The Literary Conference - César Aira

I guess my blog is, if anything, a bit of a celebration of well-written middlebrow, mostly English, mostly oldish, and mostly about tea cups and cats. Fair? Well, I also love to try things that are a bit different sometimes (especially - scholar that I am - if they are short, so the experiment needn't be all-encompassing). So, when I went off to a literary conference in the summer, I thought I'd take The Literary Conference (2006) by the Argentinian author César Aira, translated by Katherine Silver (one of three Aira novels sent to me by Hamish Hamilton a while ago, in a boxset of three with the cover designs below).

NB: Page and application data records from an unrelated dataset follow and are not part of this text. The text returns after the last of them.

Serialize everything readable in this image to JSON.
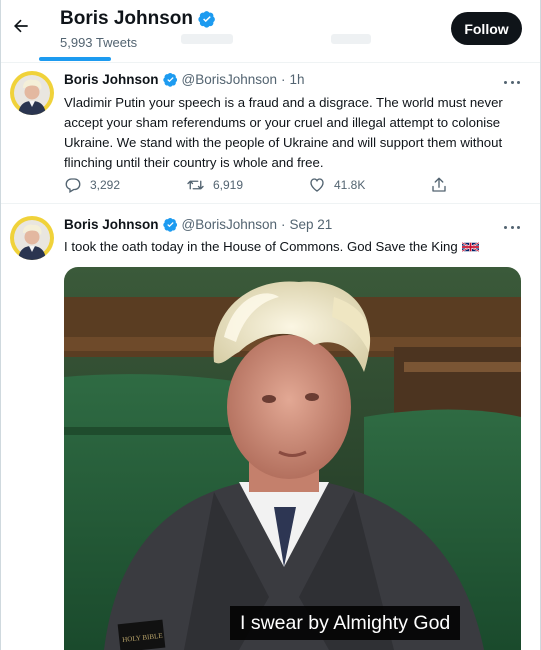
{
  "header": {
    "name": "Boris Johnson",
    "tweet_count": "5,993 Tweets",
    "follow_label": "Follow"
  },
  "tweets": [
    {
      "name": "Boris Johnson",
      "handle": "@BorisJohnson",
      "separator": "·",
      "time": "1h",
      "text": "Vladimir Putin your speech is a fraud and a disgrace. The world must never accept your sham referendums or your cruel and illegal attempt to colonise Ukraine. We stand with the people of Ukraine and will support them without flinching until their country is whole and free.",
      "replies": "3,292",
      "retweets": "6,919",
      "likes": "41.8K"
    },
    {
      "name": "Boris Johnson",
      "handle": "@BorisJohnson",
      "separator": "·",
      "time": "Sep 21",
      "text": "I took the oath today in the House of Commons. God Save the King",
      "video_caption": "I swear by Almighty God",
      "book_text": "HOLY BIBLE"
    }
  ],
  "icons": {
    "back": "arrow-left-icon",
    "verified": "verified-badge-icon",
    "more": "more-dots-icon",
    "reply": "reply-icon",
    "retweet": "retweet-icon",
    "like": "heart-icon",
    "share": "share-icon",
    "flag": "uk-flag-emoji"
  },
  "colors": {
    "accent": "#1d9bf0",
    "text_primary": "#0f1419",
    "text_secondary": "#536471",
    "follow_bg": "#0f1419"
  }
}
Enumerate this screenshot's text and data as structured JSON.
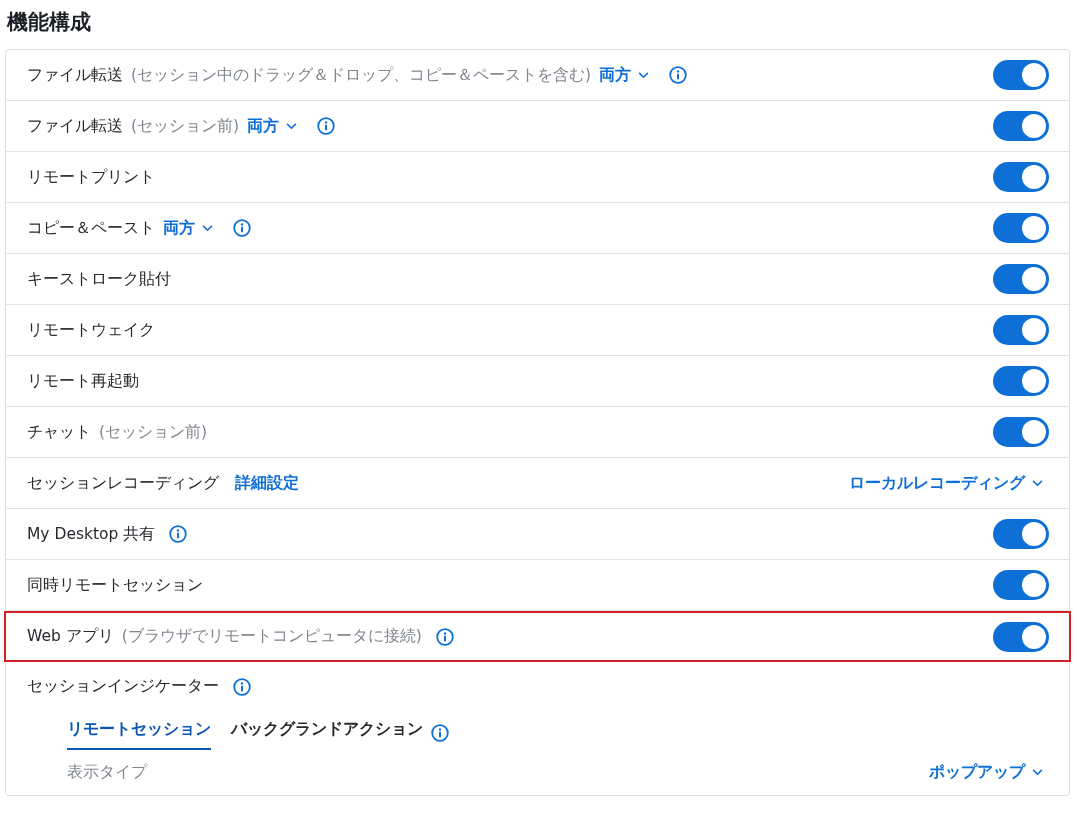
{
  "title": "機能構成",
  "rows": [
    {
      "label": "ファイル転送",
      "note": "(セッション中のドラッグ＆ドロップ、コピー＆ペーストを含む)",
      "dropdown": "両方",
      "info": true,
      "toggle_on": true,
      "highlighted": false
    },
    {
      "label": "ファイル転送",
      "note": "(セッション前)",
      "dropdown": "両方",
      "info": true,
      "toggle_on": true,
      "highlighted": false
    },
    {
      "label": "リモートプリント",
      "info": false,
      "toggle_on": true,
      "highlighted": false
    },
    {
      "label": "コピー＆ペースト",
      "dropdown": "両方",
      "info": true,
      "toggle_on": true,
      "highlighted": false
    },
    {
      "label": "キーストローク貼付",
      "info": false,
      "toggle_on": true,
      "highlighted": false
    },
    {
      "label": "リモートウェイク",
      "info": false,
      "toggle_on": true,
      "highlighted": false
    },
    {
      "label": "リモート再起動",
      "info": false,
      "toggle_on": true,
      "highlighted": false
    },
    {
      "label": "チャット",
      "note": "(セッション前)",
      "info": false,
      "toggle_on": true,
      "highlighted": false
    },
    {
      "label": "セッションレコーディング",
      "link": "詳細設定",
      "info": false,
      "right_dropdown": "ローカルレコーディング",
      "highlighted": false
    },
    {
      "label": "My Desktop 共有",
      "info": true,
      "toggle_on": true,
      "highlighted": false
    },
    {
      "label": "同時リモートセッション",
      "info": false,
      "toggle_on": true,
      "highlighted": false
    },
    {
      "label": "Web アプリ",
      "note": "(ブラウザでリモートコンピュータに接続)",
      "info": true,
      "toggle_on": true,
      "highlighted": true
    }
  ],
  "indicator": {
    "label": "セッションインジケーター",
    "info": true,
    "tabs": [
      {
        "label": "リモートセッション",
        "selected": true,
        "info": false
      },
      {
        "label": "バックグランドアクション",
        "selected": false,
        "info": true
      }
    ],
    "display_type": {
      "label": "表示タイプ",
      "value": "ポップアップ"
    }
  }
}
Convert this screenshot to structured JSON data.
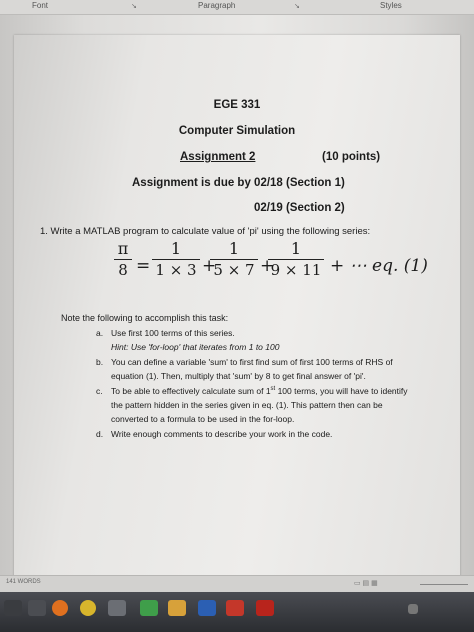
{
  "ribbon": {
    "groups": [
      "Font",
      "Paragraph",
      "Styles"
    ]
  },
  "document": {
    "course": "EGE 331",
    "subject": "Computer Simulation",
    "assignment": "Assignment 2",
    "points": "(10 points)",
    "due_line": "Assignment is due by 02/18 (Section 1)",
    "due_line2": "02/19 (Section 2)",
    "q1": "1.  Write a MATLAB program to calculate value of 'pi' using the following series:",
    "equation": {
      "lhs_num": "π",
      "lhs_den": "8",
      "equals": "=",
      "terms": [
        {
          "num": "1",
          "den": "1 × 3"
        },
        {
          "num": "1",
          "den": "5 × 7"
        },
        {
          "num": "1",
          "den": "9 × 11"
        }
      ],
      "plus": "+",
      "tail": "+ ⋯ eq. (1)"
    },
    "note": "Note the following to accomplish this task:",
    "items": [
      {
        "marker": "a.",
        "lines": [
          "Use first 100 terms of this series.",
          "Hint: Use 'for-loop' that iterates from 1 to 100"
        ]
      },
      {
        "marker": "b.",
        "lines": [
          "You can define a variable 'sum' to first find sum of first 100 terms of RHS of",
          "equation (1). Then, multiply that 'sum' by 8 to get final answer of 'pi'."
        ]
      },
      {
        "marker": "c.",
        "lines": [
          "To be able to effectively calculate sum of 1",
          "st",
          " 100 terms, you will have to identify",
          "the pattern hidden in the series given in eq. (1). This pattern then can be",
          "converted to a formula to be used in the for-loop."
        ]
      },
      {
        "marker": "d.",
        "lines": [
          "Write enough comments to describe your work in the code."
        ]
      }
    ]
  },
  "status": {
    "words": "141 WORDS"
  },
  "colors": {
    "taskbar": "#2b2d31",
    "page": "#eeedeb",
    "text": "#1c1c1c"
  }
}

Somehow I got distracted, and only finished it recently - which, considering it's only 90 pages long, isn't very impressive, but it isn't because I didn't like it. I was delightfully baffled and bemused by the whole thing. It's surrealism mixed with postmodernism, with a dollop of science-fiction for good measure.

Our hero - and seldom has the term been used with less justice - has the same name as the author, and is off to attend a literary conference. We see extremely little of this. Instead we see his arrogance, his venom against rivals, and his determination to succeed. All are seen in the curious opening, where he discovers the secret of the 'Macuto Line' - a rope that has pirates' treasure on the end of it, under the sea, only nobody has worked out how to solve it. Guess who does?

But that is an overture to the main event. The protagonist wants to clone his rival, and has - since he is, he is willing to confess, a genius - devised a cloning machine, and secures a cell from Carlos Fuentes by means of a trained wasp.
Upon my return to the hotel, the excitement of the past few hours reached its anticlimax. The first part of the operation, the most demanding part for me, was over: I had obtained a cell from Carlos Fuentes, I had placed it inside the cloning machine, and I had left the machine to operate under optimum conditions. If you add to this the fact that the previous day I had solved the secular enigma of the Macuto Line, I could feel momentarily satisfied and think about other things. I had a few days to do just that. Cloning a living being is not like blowing glass. It happens on its own, but it takes time. Even though the process is prodigiously accelerated, it requires almost a week, according to the human calendar, for it must reconstruct on a small scale the entire geology of the evolution of life.
The climax of the novella is undoubtedly the way in which this clone goes awry. I want to say what happens so much - it is so strange, and yet extremely fitting (and goes back neatly to the beginning) - but I won't do Aira the disservice of spoiling the ending, in case you choose to read it.

I have no real idea what I thought about The Literary Conference. It did remind me of the two novels I've read by Adolfo Bioy Casares - in that it pretty much confused me, without alienating me. Perhaps it was more of a tourist venture into the tastes of others, but... it was fun, nonetheless.